The state entered a “Crisis Standards of Care” on Monday after a vote by the Crisis Standards of Care Activation Advisory Committee. The Idaho Department of Health and Welfare announced the decision Tuesday.
The crisis standard was enacted “because of a severe shortage of staffing and available beds in the northern area of the state caused by a massive increase in patients with COVID-19 who require hospitalization.”
The standard applies to 10 hospitals and health care systems in the state’s north central and panhandle regions, and allows health care workers to allocate resources to those most likely to survive.
“When crisis standards of care are in effect, people who need medical care may experience care that is different from what they expect,” the statement reads. “For example, patients admitted to the hospital may find that hospital beds are not available or are in repurposed rooms (such as a conference room) or that needed equipment is not available.”
Coronavirus cases have spiked in the state, overwhelming the health care system.
Forty-three percent of Idaho residents are fully vaccinated, data from Johns Hopkins University showed.
“We have reached an unprecedented and unwanted point in the history of our state. We have taken so many steps to avoid getting here, but yet again we need to ask more Idahoans to choose to receive the COVID-19 vaccine,” Idaho Gov. Brad Little (R) said.

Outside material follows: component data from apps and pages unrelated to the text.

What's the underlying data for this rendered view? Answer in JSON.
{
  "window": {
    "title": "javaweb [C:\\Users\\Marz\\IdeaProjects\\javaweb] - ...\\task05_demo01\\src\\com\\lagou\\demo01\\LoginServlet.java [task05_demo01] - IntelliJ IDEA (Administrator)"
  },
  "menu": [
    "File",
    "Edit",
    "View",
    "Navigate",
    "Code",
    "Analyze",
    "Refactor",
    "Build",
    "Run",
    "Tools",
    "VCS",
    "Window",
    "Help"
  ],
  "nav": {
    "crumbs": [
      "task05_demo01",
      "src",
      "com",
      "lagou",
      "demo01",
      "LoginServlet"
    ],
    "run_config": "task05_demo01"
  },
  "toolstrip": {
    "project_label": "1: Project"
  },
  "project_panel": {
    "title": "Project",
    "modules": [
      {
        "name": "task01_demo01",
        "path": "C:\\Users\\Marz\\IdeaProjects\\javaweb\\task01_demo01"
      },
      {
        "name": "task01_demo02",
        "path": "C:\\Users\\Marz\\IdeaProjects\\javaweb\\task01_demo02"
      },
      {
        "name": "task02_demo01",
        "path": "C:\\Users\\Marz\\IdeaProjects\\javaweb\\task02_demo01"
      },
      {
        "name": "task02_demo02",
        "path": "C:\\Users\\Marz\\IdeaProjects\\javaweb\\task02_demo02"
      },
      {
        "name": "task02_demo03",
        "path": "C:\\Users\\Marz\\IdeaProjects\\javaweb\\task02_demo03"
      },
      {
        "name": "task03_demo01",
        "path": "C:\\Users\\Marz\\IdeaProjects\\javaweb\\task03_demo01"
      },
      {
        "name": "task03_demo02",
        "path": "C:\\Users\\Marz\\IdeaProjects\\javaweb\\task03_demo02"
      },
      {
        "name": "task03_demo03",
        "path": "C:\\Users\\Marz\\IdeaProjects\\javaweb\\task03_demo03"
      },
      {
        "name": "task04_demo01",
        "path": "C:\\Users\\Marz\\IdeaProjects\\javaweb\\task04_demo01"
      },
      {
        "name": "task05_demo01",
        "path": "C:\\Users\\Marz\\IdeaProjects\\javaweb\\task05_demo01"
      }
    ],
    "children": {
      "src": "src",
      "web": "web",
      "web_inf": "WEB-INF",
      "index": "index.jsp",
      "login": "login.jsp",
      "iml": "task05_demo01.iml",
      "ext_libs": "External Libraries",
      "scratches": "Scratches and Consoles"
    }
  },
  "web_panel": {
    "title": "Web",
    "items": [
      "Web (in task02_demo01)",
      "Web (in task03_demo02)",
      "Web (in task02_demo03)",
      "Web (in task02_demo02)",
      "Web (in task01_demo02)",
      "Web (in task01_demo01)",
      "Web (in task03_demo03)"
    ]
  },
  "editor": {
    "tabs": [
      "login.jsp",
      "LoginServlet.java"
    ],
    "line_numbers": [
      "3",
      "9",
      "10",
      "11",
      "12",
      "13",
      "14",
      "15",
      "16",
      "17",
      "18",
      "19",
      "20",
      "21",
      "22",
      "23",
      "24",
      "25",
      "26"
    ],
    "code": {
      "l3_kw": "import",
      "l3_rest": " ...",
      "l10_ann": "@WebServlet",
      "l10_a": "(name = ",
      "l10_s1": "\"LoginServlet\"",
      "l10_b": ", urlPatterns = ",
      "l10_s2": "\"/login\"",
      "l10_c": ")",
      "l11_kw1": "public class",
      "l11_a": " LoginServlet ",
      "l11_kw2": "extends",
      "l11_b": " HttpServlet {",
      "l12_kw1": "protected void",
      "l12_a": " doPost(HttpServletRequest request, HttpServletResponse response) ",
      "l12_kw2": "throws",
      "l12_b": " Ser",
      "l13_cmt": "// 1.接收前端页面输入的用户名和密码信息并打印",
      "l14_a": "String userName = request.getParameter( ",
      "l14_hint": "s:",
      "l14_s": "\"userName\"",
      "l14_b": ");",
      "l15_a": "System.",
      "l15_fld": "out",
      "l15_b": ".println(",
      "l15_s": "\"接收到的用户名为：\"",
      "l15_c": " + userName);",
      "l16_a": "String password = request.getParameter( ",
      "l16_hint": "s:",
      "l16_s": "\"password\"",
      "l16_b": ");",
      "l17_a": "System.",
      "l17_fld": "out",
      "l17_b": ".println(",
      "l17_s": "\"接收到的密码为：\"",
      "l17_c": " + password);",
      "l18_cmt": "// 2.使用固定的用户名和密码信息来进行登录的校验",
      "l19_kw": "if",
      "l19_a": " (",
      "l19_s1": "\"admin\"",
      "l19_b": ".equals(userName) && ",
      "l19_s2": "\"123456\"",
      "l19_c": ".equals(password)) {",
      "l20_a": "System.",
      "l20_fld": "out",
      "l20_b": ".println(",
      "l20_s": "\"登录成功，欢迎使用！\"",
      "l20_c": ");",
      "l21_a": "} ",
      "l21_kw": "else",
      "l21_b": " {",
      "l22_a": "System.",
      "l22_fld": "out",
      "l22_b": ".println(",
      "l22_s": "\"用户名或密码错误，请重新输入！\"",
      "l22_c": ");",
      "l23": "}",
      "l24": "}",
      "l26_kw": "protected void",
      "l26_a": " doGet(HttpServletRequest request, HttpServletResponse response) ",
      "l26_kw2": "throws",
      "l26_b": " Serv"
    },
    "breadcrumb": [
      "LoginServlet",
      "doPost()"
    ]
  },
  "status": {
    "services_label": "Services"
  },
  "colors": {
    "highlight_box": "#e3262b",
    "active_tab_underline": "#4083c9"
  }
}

“More Idahoans need to choose to receive the vaccine so we can minimize the spread of the disease and reduce the number of COVID-19 hospitalizations, many of which involve younger Idahoans and are preventable with safe and effective vaccines,” he added.